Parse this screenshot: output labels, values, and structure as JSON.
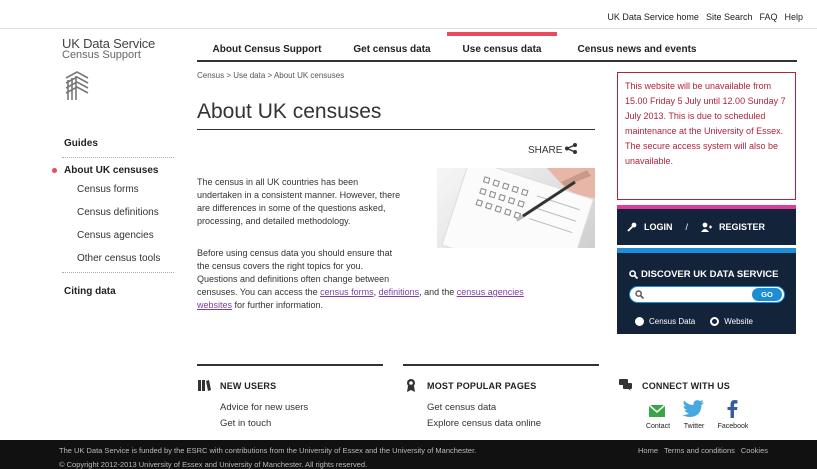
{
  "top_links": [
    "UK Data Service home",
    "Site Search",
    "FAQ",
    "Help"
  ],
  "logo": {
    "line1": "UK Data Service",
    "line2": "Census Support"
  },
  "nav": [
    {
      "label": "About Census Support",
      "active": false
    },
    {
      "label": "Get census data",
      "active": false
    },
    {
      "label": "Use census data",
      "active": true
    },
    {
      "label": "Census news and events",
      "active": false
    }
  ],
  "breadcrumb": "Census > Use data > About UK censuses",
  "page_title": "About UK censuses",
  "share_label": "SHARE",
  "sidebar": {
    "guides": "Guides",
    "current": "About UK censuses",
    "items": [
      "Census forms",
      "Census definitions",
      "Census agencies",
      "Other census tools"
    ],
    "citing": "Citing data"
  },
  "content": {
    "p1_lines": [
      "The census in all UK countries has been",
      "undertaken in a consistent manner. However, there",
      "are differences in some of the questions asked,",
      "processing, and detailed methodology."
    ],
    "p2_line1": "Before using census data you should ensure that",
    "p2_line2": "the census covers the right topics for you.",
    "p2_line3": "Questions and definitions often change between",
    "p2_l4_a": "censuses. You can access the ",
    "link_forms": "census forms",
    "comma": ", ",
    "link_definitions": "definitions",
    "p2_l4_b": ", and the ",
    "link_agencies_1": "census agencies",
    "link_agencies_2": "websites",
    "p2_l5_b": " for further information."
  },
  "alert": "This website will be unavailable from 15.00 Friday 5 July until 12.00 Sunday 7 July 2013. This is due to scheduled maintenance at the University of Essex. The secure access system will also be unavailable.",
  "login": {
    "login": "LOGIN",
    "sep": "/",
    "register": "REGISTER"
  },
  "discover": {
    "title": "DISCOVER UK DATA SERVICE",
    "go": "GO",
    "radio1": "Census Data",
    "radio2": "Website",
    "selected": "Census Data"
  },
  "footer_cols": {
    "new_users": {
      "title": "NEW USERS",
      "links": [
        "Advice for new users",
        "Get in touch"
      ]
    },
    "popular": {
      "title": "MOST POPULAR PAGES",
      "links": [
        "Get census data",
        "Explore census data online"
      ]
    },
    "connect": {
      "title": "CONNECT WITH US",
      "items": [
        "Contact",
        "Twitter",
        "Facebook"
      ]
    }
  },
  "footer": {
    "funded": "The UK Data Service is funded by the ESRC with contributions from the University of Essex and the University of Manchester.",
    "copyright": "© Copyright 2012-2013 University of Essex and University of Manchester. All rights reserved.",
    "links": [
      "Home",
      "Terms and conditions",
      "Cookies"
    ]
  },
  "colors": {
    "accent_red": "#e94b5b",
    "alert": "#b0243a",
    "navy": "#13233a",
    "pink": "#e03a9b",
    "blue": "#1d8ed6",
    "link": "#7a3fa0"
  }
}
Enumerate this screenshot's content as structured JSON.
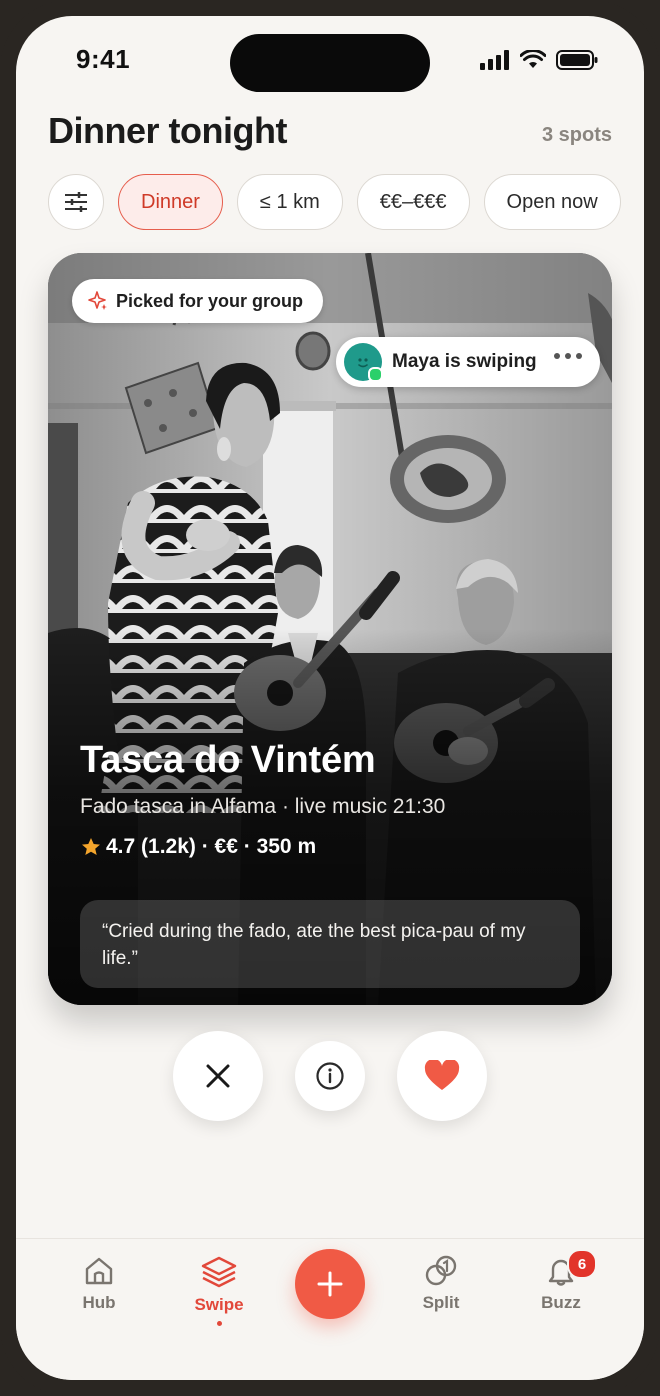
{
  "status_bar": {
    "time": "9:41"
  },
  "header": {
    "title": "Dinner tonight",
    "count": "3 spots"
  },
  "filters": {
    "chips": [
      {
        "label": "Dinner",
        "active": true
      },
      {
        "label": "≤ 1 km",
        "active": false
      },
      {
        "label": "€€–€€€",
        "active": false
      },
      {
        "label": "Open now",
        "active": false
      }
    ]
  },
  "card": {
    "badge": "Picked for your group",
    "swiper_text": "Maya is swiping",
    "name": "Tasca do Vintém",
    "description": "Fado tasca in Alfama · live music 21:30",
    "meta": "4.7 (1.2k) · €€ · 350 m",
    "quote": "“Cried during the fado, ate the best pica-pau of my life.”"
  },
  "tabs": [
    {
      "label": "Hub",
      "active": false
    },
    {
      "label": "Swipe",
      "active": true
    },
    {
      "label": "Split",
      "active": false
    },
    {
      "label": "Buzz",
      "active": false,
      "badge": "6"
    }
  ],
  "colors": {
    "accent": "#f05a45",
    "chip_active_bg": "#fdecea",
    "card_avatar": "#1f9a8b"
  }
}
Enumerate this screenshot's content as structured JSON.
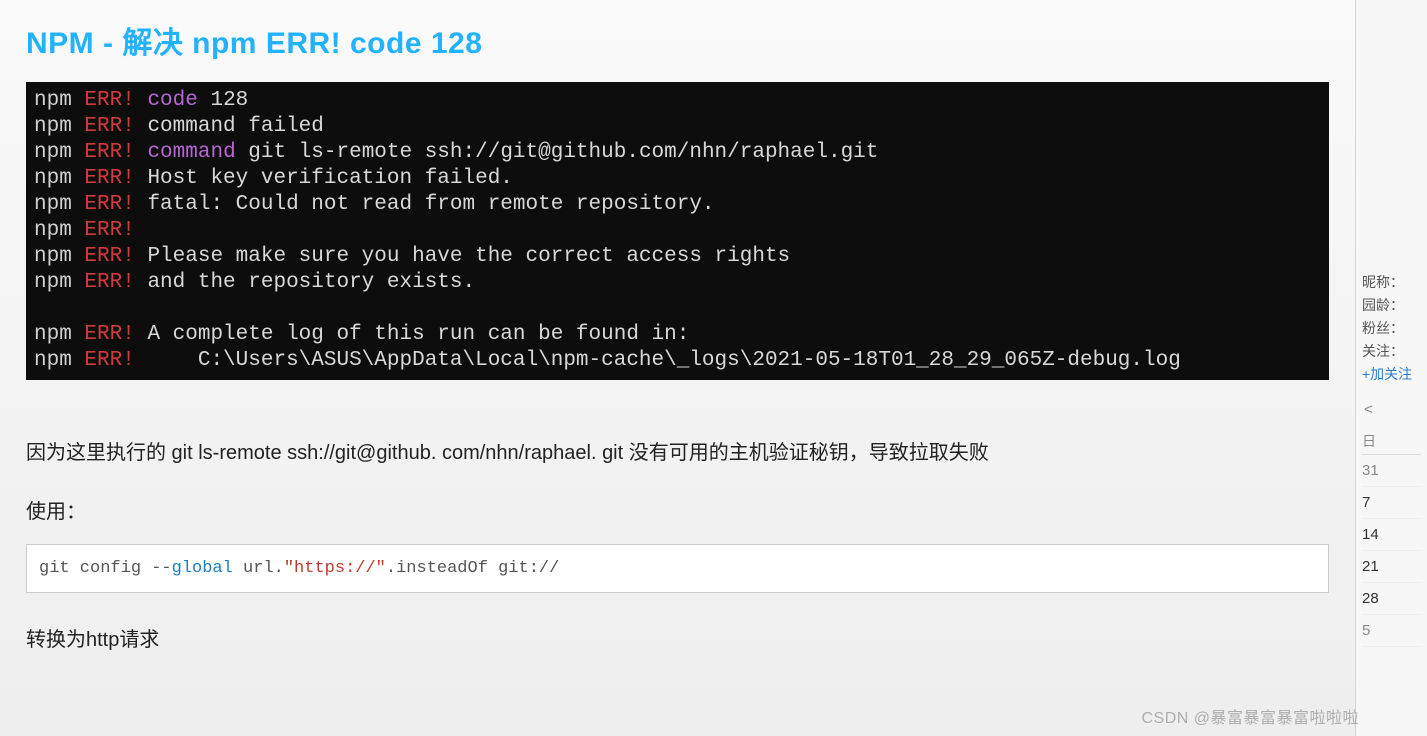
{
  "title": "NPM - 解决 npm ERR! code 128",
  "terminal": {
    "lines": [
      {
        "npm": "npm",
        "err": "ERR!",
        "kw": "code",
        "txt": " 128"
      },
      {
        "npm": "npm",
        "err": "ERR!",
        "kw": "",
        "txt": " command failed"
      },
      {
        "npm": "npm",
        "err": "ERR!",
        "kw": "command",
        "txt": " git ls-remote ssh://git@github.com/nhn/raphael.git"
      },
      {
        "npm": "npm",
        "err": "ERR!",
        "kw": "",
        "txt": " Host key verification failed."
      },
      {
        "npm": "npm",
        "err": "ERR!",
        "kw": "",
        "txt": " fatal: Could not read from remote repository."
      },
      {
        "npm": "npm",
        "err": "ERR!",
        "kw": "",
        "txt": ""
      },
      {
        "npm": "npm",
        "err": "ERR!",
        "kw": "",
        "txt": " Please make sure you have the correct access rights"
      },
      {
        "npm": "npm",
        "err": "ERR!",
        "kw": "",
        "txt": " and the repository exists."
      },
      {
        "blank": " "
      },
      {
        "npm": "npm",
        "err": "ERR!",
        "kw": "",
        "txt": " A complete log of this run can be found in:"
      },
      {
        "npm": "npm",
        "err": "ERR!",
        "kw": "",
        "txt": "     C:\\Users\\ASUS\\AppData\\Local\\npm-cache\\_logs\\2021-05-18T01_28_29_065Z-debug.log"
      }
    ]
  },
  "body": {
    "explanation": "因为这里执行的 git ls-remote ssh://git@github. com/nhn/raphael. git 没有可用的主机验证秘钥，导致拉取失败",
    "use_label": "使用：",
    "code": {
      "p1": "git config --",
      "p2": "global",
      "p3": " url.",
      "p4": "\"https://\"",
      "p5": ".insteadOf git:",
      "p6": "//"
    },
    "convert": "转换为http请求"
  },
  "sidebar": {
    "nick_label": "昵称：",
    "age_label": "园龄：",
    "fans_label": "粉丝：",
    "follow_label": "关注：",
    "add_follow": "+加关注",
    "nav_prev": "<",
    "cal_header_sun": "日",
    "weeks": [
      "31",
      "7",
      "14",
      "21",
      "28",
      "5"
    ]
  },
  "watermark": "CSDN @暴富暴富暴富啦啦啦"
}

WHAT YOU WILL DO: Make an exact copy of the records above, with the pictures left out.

ANSWER SECTION:
Parse this screenshot: output labels, values, and structure as JSON.
{
  "top_links": [
    "UK Data Service home",
    "Site Search",
    "FAQ",
    "Help"
  ],
  "logo": {
    "line1": "UK Data Service",
    "line2": "Census Support"
  },
  "nav": [
    {
      "label": "About Census Support",
      "active": false
    },
    {
      "label": "Get census data",
      "active": false
    },
    {
      "label": "Use census data",
      "active": true
    },
    {
      "label": "Census news and events",
      "active": false
    }
  ],
  "breadcrumb": "Census > Use data > About UK censuses",
  "page_title": "About UK censuses",
  "share_label": "SHARE",
  "sidebar": {
    "guides": "Guides",
    "current": "About UK censuses",
    "items": [
      "Census forms",
      "Census definitions",
      "Census agencies",
      "Other census tools"
    ],
    "citing": "Citing data"
  },
  "content": {
    "p1_lines": [
      "The census in all UK countries has been",
      "undertaken in a consistent manner. However, there",
      "are differences in some of the questions asked,",
      "processing, and detailed methodology."
    ],
    "p2_line1": "Before using census data you should ensure that",
    "p2_line2": "the census covers the right topics for you.",
    "p2_line3": "Questions and definitions often change between",
    "p2_l4_a": "censuses. You can access the ",
    "link_forms": "census forms",
    "comma": ", ",
    "link_definitions": "definitions",
    "p2_l4_b": ", and the ",
    "link_agencies_1": "census agencies",
    "link_agencies_2": "websites",
    "p2_l5_b": " for further information."
  },
  "alert": "This website will be unavailable from 15.00 Friday 5 July until 12.00 Sunday 7 July 2013. This is due to scheduled maintenance at the University of Essex. The secure access system will also be unavailable.",
  "login": {
    "login": "LOGIN",
    "sep": "/",
    "register": "REGISTER"
  },
  "discover": {
    "title": "DISCOVER UK DATA SERVICE",
    "go": "GO",
    "radio1": "Census Data",
    "radio2": "Website",
    "selected": "Census Data"
  },
  "footer_cols": {
    "new_users": {
      "title": "NEW USERS",
      "links": [
        "Advice for new users",
        "Get in touch"
      ]
    },
    "popular": {
      "title": "MOST POPULAR PAGES",
      "links": [
        "Get census data",
        "Explore census data online"
      ]
    },
    "connect": {
      "title": "CONNECT WITH US",
      "items": [
        "Contact",
        "Twitter",
        "Facebook"
      ]
    }
  },
  "footer": {
    "funded": "The UK Data Service is funded by the ESRC with contributions from the University of Essex and the University of Manchester.",
    "copyright": "© Copyright 2012-2013 University of Essex and University of Manchester. All rights reserved.",
    "links": [
      "Home",
      "Terms and conditions",
      "Cookies"
    ]
  },
  "colors": {
    "accent_red": "#e94b5b",
    "alert": "#b0243a",
    "navy": "#13233a",
    "pink": "#e03a9b",
    "blue": "#1d8ed6",
    "link": "#7a3fa0"
  }
}
Enumerate this screenshot's content as structured JSON.
{
  "status_bar": {
    "time": "9:41"
  },
  "header": {
    "title": "Dinner tonight",
    "count": "3 spots"
  },
  "filters": {
    "chips": [
      {
        "label": "Dinner",
        "active": true
      },
      {
        "label": "≤ 1 km",
        "active": false
      },
      {
        "label": "€€–€€€",
        "active": false
      },
      {
        "label": "Open now",
        "active": false
      }
    ]
  },
  "card": {
    "badge": "Picked for your group",
    "swiper_text": "Maya is swiping",
    "name": "Tasca do Vintém",
    "description": "Fado tasca in Alfama · live music 21:30",
    "meta": "4.7 (1.2k) · €€ · 350 m",
    "quote": "“Cried during the fado, ate the best pica-pau of my life.”"
  },
  "tabs": [
    {
      "label": "Hub",
      "active": false
    },
    {
      "label": "Swipe",
      "active": true
    },
    {
      "label": "Split",
      "active": false
    },
    {
      "label": "Buzz",
      "active": false,
      "badge": "6"
    }
  ],
  "colors": {
    "accent": "#f05a45",
    "chip_active_bg": "#fdecea",
    "card_avatar": "#1f9a8b"
  }
}
Enumerate this screenshot's content as structured JSON.
{
  "title": "NPM - 解决 npm ERR! code 128",
  "terminal": {
    "lines": [
      {
        "npm": "npm",
        "err": "ERR!",
        "kw": "code",
        "txt": " 128"
      },
      {
        "npm": "npm",
        "err": "ERR!",
        "kw": "",
        "txt": " command failed"
      },
      {
        "npm": "npm",
        "err": "ERR!",
        "kw": "command",
        "txt": " git ls-remote ssh://git@github.com/nhn/raphael.git"
      },
      {
        "npm": "npm",
        "err": "ERR!",
        "kw": "",
        "txt": " Host key verification failed."
      },
      {
        "npm": "npm",
        "err": "ERR!",
        "kw": "",
        "txt": " fatal: Could not read from remote repository."
      },
      {
        "npm": "npm",
        "err": "ERR!",
        "kw": "",
        "txt": ""
      },
      {
        "npm": "npm",
        "err": "ERR!",
        "kw": "",
        "txt": " Please make sure you have the correct access rights"
      },
      {
        "npm": "npm",
        "err": "ERR!",
        "kw": "",
        "txt": " and the repository exists."
      },
      {
        "blank": " "
      },
      {
        "npm": "npm",
        "err": "ERR!",
        "kw": "",
        "txt": " A complete log of this run can be found in:"
      },
      {
        "npm": "npm",
        "err": "ERR!",
        "kw": "",
        "txt": "     C:\\Users\\ASUS\\AppData\\Local\\npm-cache\\_logs\\2021-05-18T01_28_29_065Z-debug.log"
      }
    ]
  },
  "body": {
    "explanation": "因为这里执行的 git ls-remote ssh://git@github. com/nhn/raphael. git 没有可用的主机验证秘钥，导致拉取失败",
    "use_label": "使用：",
    "code": {
      "p1": "git config --",
      "p2": "global",
      "p3": " url.",
      "p4": "\"https://\"",
      "p5": ".insteadOf git:",
      "p6": "//"
    },
    "convert": "转换为http请求"
  },
  "sidebar": {
    "nick_label": "昵称：",
    "age_label": "园龄：",
    "fans_label": "粉丝：",
    "follow_label": "关注：",
    "add_follow": "+加关注",
    "nav_prev": "<",
    "cal_header_sun": "日",
    "weeks": [
      "31",
      "7",
      "14",
      "21",
      "28",
      "5"
    ]
  },
  "watermark": "CSDN @暴富暴富暴富啦啦啦"
}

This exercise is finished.